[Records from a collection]
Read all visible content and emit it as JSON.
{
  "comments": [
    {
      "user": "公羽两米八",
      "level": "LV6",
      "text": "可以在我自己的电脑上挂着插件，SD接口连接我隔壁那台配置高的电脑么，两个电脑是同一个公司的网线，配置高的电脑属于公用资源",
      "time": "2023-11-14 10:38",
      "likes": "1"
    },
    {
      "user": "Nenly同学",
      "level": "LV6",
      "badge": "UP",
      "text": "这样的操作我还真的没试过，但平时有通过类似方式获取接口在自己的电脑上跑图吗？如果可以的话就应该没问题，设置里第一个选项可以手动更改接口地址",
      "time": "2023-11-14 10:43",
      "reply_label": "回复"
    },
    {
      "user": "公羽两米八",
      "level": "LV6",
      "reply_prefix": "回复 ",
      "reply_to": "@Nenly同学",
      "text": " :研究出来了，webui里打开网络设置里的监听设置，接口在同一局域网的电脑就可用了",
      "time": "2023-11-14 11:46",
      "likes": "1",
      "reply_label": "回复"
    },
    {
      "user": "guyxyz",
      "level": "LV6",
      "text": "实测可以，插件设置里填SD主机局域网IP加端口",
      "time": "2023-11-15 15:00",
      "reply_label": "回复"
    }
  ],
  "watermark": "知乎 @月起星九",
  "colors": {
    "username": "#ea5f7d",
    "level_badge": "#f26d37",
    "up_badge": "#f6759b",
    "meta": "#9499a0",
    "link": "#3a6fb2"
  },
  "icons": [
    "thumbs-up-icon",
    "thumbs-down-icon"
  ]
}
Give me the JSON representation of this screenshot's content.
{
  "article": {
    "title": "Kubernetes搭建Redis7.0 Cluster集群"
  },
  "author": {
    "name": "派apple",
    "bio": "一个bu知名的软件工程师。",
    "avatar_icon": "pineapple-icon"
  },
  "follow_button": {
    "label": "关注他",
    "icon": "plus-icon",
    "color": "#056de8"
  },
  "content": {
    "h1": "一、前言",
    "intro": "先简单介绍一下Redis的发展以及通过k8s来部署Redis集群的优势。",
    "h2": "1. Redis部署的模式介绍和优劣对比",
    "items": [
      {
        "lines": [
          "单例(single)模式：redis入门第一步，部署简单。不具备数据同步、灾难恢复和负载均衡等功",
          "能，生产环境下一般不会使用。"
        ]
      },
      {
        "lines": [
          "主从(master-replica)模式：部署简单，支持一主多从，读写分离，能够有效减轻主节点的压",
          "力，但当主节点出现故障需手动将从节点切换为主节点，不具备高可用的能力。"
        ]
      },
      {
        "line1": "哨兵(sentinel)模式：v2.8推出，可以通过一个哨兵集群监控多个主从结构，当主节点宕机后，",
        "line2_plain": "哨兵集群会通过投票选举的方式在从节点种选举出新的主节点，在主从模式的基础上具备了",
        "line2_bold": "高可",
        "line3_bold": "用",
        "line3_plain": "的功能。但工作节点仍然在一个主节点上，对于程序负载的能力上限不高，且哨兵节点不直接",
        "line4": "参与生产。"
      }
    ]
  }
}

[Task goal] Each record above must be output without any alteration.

[Answer below]
Read all visible content and emit it as JSON.
{
  "comments": [
    {
      "user": "公羽两米八",
      "level": "LV6",
      "text": "可以在我自己的电脑上挂着插件，SD接口连接我隔壁那台配置高的电脑么，两个电脑是同一个公司的网线，配置高的电脑属于公用资源",
      "time": "2023-11-14 10:38",
      "likes": "1"
    },
    {
      "user": "Nenly同学",
      "level": "LV6",
      "badge": "UP",
      "text": "这样的操作我还真的没试过，但平时有通过类似方式获取接口在自己的电脑上跑图吗？如果可以的话就应该没问题，设置里第一个选项可以手动更改接口地址",
      "time": "2023-11-14 10:43",
      "reply_label": "回复"
    },
    {
      "user": "公羽两米八",
      "level": "LV6",
      "reply_prefix": "回复 ",
      "reply_to": "@Nenly同学",
      "text": " :研究出来了，webui里打开网络设置里的监听设置，接口在同一局域网的电脑就可用了",
      "time": "2023-11-14 11:46",
      "likes": "1",
      "reply_label": "回复"
    },
    {
      "user": "guyxyz",
      "level": "LV6",
      "text": "实测可以，插件设置里填SD主机局域网IP加端口",
      "time": "2023-11-15 15:00",
      "reply_label": "回复"
    }
  ],
  "watermark": "知乎 @月起星九",
  "colors": {
    "username": "#ea5f7d",
    "level_badge": "#f26d37",
    "up_badge": "#f6759b",
    "meta": "#9499a0",
    "link": "#3a6fb2"
  },
  "icons": [
    "thumbs-up-icon",
    "thumbs-down-icon"
  ]
}
Give me the JSON representation of this screenshot's content.
{
  "article": {
    "title": "Kubernetes搭建Redis7.0 Cluster集群"
  },
  "author": {
    "name": "派apple",
    "bio": "一个bu知名的软件工程师。",
    "avatar_icon": "pineapple-icon"
  },
  "follow_button": {
    "label": "关注他",
    "icon": "plus-icon",
    "color": "#056de8"
  },
  "content": {
    "h1": "一、前言",
    "intro": "先简单介绍一下Redis的发展以及通过k8s来部署Redis集群的优势。",
    "h2": "1. Redis部署的模式介绍和优劣对比",
    "items": [
      {
        "lines": [
          "单例(single)模式：redis入门第一步，部署简单。不具备数据同步、灾难恢复和负载均衡等功",
          "能，生产环境下一般不会使用。"
        ]
      },
      {
        "lines": [
          "主从(master-replica)模式：部署简单，支持一主多从，读写分离，能够有效减轻主节点的压",
          "力，但当主节点出现故障需手动将从节点切换为主节点，不具备高可用的能力。"
        ]
      },
      {
        "line1": "哨兵(sentinel)模式：v2.8推出，可以通过一个哨兵集群监控多个主从结构，当主节点宕机后，",
        "line2_plain": "哨兵集群会通过投票选举的方式在从节点种选举出新的主节点，在主从模式的基础上具备了",
        "line2_bold": "高可",
        "line3_bold": "用",
        "line3_plain": "的功能。但工作节点仍然在一个主节点上，对于程序负载的能力上限不高，且哨兵节点不直接",
        "line4": "参与生产。"
      }
    ]
  }
}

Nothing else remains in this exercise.